When copying the listing below, skip every picture and keep each word as it stands.

[Exercise data]

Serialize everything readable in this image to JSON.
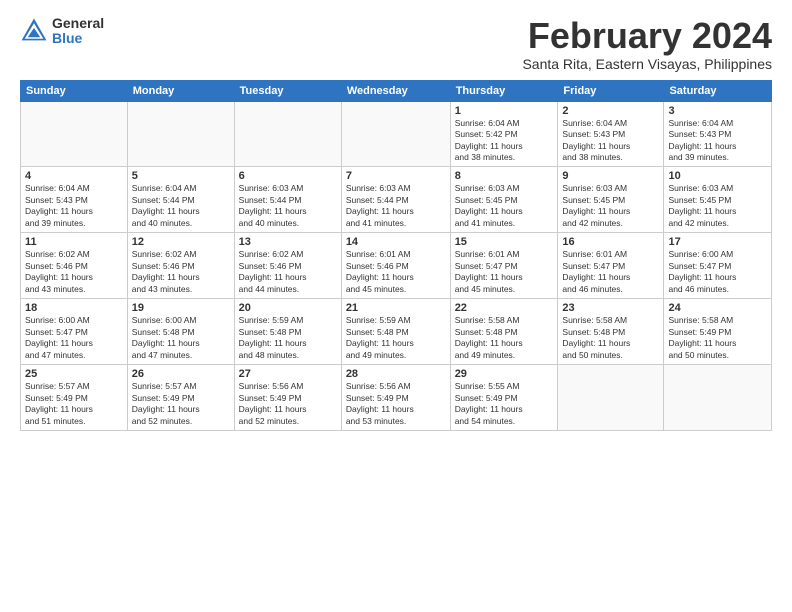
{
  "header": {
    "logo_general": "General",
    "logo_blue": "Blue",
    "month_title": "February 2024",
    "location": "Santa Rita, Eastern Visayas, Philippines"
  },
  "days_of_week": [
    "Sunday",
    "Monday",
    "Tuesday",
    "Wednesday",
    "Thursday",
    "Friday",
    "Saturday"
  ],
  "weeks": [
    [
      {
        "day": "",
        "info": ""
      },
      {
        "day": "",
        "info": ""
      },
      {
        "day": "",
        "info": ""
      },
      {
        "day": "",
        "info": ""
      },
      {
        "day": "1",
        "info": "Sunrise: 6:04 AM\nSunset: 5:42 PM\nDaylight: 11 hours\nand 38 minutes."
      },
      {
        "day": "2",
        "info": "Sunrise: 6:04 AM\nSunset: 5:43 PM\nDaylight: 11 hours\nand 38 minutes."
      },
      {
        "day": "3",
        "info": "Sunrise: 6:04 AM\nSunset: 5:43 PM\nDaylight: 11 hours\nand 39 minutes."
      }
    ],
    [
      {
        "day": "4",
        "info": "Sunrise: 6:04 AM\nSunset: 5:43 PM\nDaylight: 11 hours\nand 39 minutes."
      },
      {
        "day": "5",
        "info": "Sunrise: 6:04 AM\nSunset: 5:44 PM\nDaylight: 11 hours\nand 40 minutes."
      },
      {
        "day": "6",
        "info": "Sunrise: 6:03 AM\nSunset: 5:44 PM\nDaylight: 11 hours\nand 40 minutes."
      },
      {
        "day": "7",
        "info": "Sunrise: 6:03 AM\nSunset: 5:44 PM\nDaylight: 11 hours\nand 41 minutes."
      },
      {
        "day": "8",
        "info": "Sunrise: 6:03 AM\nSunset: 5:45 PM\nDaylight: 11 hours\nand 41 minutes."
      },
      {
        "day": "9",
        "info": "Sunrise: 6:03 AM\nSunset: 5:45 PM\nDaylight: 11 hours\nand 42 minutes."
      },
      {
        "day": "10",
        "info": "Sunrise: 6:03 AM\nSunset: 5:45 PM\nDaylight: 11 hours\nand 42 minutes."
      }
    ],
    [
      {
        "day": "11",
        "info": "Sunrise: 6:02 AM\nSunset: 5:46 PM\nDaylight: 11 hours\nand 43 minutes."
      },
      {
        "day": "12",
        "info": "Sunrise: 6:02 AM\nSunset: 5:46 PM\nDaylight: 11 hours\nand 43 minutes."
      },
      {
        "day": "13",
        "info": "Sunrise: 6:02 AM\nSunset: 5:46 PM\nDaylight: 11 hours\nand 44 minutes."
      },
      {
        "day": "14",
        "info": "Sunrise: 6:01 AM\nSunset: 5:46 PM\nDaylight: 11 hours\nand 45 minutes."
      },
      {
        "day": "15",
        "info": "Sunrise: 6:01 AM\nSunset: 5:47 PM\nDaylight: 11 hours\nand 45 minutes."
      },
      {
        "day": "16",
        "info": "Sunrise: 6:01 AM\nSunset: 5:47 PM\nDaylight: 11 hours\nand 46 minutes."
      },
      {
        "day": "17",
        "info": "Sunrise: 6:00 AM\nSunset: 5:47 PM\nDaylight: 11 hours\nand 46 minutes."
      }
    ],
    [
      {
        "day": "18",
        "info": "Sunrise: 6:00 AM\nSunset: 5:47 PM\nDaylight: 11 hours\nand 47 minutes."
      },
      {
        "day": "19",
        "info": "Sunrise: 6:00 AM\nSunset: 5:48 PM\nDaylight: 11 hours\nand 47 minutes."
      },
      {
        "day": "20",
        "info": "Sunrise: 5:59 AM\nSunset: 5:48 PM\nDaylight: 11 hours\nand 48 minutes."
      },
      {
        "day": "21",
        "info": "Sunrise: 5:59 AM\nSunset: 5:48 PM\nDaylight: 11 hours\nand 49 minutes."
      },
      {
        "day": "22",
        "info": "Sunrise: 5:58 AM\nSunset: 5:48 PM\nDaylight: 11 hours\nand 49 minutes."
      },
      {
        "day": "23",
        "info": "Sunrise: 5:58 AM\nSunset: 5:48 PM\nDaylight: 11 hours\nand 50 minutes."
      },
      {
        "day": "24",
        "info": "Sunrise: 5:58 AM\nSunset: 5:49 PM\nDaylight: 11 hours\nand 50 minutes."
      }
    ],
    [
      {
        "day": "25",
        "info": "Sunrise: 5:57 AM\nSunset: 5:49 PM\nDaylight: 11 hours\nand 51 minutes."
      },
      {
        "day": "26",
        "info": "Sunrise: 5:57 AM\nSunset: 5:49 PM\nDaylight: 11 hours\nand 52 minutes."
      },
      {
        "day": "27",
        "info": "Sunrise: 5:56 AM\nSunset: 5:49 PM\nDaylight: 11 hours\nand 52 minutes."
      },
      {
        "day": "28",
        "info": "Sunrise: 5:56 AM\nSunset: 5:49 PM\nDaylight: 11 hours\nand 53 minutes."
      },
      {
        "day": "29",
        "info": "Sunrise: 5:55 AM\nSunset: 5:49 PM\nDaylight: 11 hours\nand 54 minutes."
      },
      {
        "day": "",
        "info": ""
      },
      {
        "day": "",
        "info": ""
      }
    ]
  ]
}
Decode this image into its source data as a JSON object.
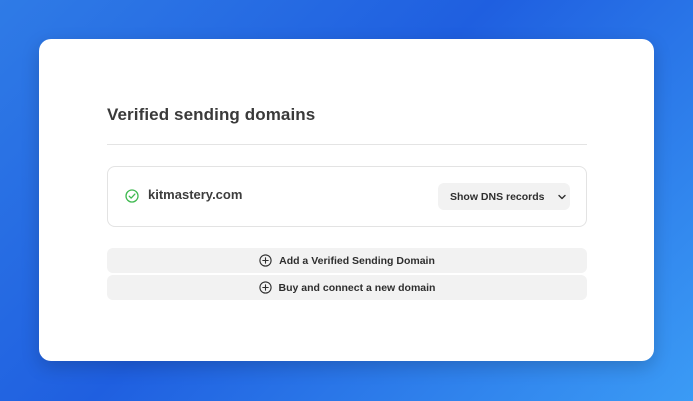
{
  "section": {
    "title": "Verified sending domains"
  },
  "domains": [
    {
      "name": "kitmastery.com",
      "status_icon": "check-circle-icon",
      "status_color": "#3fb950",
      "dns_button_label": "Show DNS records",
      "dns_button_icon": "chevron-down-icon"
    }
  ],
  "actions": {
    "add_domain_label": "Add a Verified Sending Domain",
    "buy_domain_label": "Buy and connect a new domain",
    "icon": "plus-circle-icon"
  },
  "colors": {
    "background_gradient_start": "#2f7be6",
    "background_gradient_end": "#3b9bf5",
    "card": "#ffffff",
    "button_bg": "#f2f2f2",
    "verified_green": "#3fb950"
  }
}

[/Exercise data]

▶ **Reply to the exercise**
Serialize everything readable in this image to JSON.
{
  "header": {
    "logo_general": "General",
    "logo_blue": "Blue",
    "month_title": "February 2024",
    "location": "Santa Rita, Eastern Visayas, Philippines"
  },
  "days_of_week": [
    "Sunday",
    "Monday",
    "Tuesday",
    "Wednesday",
    "Thursday",
    "Friday",
    "Saturday"
  ],
  "weeks": [
    [
      {
        "day": "",
        "info": ""
      },
      {
        "day": "",
        "info": ""
      },
      {
        "day": "",
        "info": ""
      },
      {
        "day": "",
        "info": ""
      },
      {
        "day": "1",
        "info": "Sunrise: 6:04 AM\nSunset: 5:42 PM\nDaylight: 11 hours\nand 38 minutes."
      },
      {
        "day": "2",
        "info": "Sunrise: 6:04 AM\nSunset: 5:43 PM\nDaylight: 11 hours\nand 38 minutes."
      },
      {
        "day": "3",
        "info": "Sunrise: 6:04 AM\nSunset: 5:43 PM\nDaylight: 11 hours\nand 39 minutes."
      }
    ],
    [
      {
        "day": "4",
        "info": "Sunrise: 6:04 AM\nSunset: 5:43 PM\nDaylight: 11 hours\nand 39 minutes."
      },
      {
        "day": "5",
        "info": "Sunrise: 6:04 AM\nSunset: 5:44 PM\nDaylight: 11 hours\nand 40 minutes."
      },
      {
        "day": "6",
        "info": "Sunrise: 6:03 AM\nSunset: 5:44 PM\nDaylight: 11 hours\nand 40 minutes."
      },
      {
        "day": "7",
        "info": "Sunrise: 6:03 AM\nSunset: 5:44 PM\nDaylight: 11 hours\nand 41 minutes."
      },
      {
        "day": "8",
        "info": "Sunrise: 6:03 AM\nSunset: 5:45 PM\nDaylight: 11 hours\nand 41 minutes."
      },
      {
        "day": "9",
        "info": "Sunrise: 6:03 AM\nSunset: 5:45 PM\nDaylight: 11 hours\nand 42 minutes."
      },
      {
        "day": "10",
        "info": "Sunrise: 6:03 AM\nSunset: 5:45 PM\nDaylight: 11 hours\nand 42 minutes."
      }
    ],
    [
      {
        "day": "11",
        "info": "Sunrise: 6:02 AM\nSunset: 5:46 PM\nDaylight: 11 hours\nand 43 minutes."
      },
      {
        "day": "12",
        "info": "Sunrise: 6:02 AM\nSunset: 5:46 PM\nDaylight: 11 hours\nand 43 minutes."
      },
      {
        "day": "13",
        "info": "Sunrise: 6:02 AM\nSunset: 5:46 PM\nDaylight: 11 hours\nand 44 minutes."
      },
      {
        "day": "14",
        "info": "Sunrise: 6:01 AM\nSunset: 5:46 PM\nDaylight: 11 hours\nand 45 minutes."
      },
      {
        "day": "15",
        "info": "Sunrise: 6:01 AM\nSunset: 5:47 PM\nDaylight: 11 hours\nand 45 minutes."
      },
      {
        "day": "16",
        "info": "Sunrise: 6:01 AM\nSunset: 5:47 PM\nDaylight: 11 hours\nand 46 minutes."
      },
      {
        "day": "17",
        "info": "Sunrise: 6:00 AM\nSunset: 5:47 PM\nDaylight: 11 hours\nand 46 minutes."
      }
    ],
    [
      {
        "day": "18",
        "info": "Sunrise: 6:00 AM\nSunset: 5:47 PM\nDaylight: 11 hours\nand 47 minutes."
      },
      {
        "day": "19",
        "info": "Sunrise: 6:00 AM\nSunset: 5:48 PM\nDaylight: 11 hours\nand 47 minutes."
      },
      {
        "day": "20",
        "info": "Sunrise: 5:59 AM\nSunset: 5:48 PM\nDaylight: 11 hours\nand 48 minutes."
      },
      {
        "day": "21",
        "info": "Sunrise: 5:59 AM\nSunset: 5:48 PM\nDaylight: 11 hours\nand 49 minutes."
      },
      {
        "day": "22",
        "info": "Sunrise: 5:58 AM\nSunset: 5:48 PM\nDaylight: 11 hours\nand 49 minutes."
      },
      {
        "day": "23",
        "info": "Sunrise: 5:58 AM\nSunset: 5:48 PM\nDaylight: 11 hours\nand 50 minutes."
      },
      {
        "day": "24",
        "info": "Sunrise: 5:58 AM\nSunset: 5:49 PM\nDaylight: 11 hours\nand 50 minutes."
      }
    ],
    [
      {
        "day": "25",
        "info": "Sunrise: 5:57 AM\nSunset: 5:49 PM\nDaylight: 11 hours\nand 51 minutes."
      },
      {
        "day": "26",
        "info": "Sunrise: 5:57 AM\nSunset: 5:49 PM\nDaylight: 11 hours\nand 52 minutes."
      },
      {
        "day": "27",
        "info": "Sunrise: 5:56 AM\nSunset: 5:49 PM\nDaylight: 11 hours\nand 52 minutes."
      },
      {
        "day": "28",
        "info": "Sunrise: 5:56 AM\nSunset: 5:49 PM\nDaylight: 11 hours\nand 53 minutes."
      },
      {
        "day": "29",
        "info": "Sunrise: 5:55 AM\nSunset: 5:49 PM\nDaylight: 11 hours\nand 54 minutes."
      },
      {
        "day": "",
        "info": ""
      },
      {
        "day": "",
        "info": ""
      }
    ]
  ]
}
Decode this image into its source data as a JSON object.
{
  "section": {
    "title": "Verified sending domains"
  },
  "domains": [
    {
      "name": "kitmastery.com",
      "status_icon": "check-circle-icon",
      "status_color": "#3fb950",
      "dns_button_label": "Show DNS records",
      "dns_button_icon": "chevron-down-icon"
    }
  ],
  "actions": {
    "add_domain_label": "Add a Verified Sending Domain",
    "buy_domain_label": "Buy and connect a new domain",
    "icon": "plus-circle-icon"
  },
  "colors": {
    "background_gradient_start": "#2f7be6",
    "background_gradient_end": "#3b9bf5",
    "card": "#ffffff",
    "button_bg": "#f2f2f2",
    "verified_green": "#3fb950"
  }
}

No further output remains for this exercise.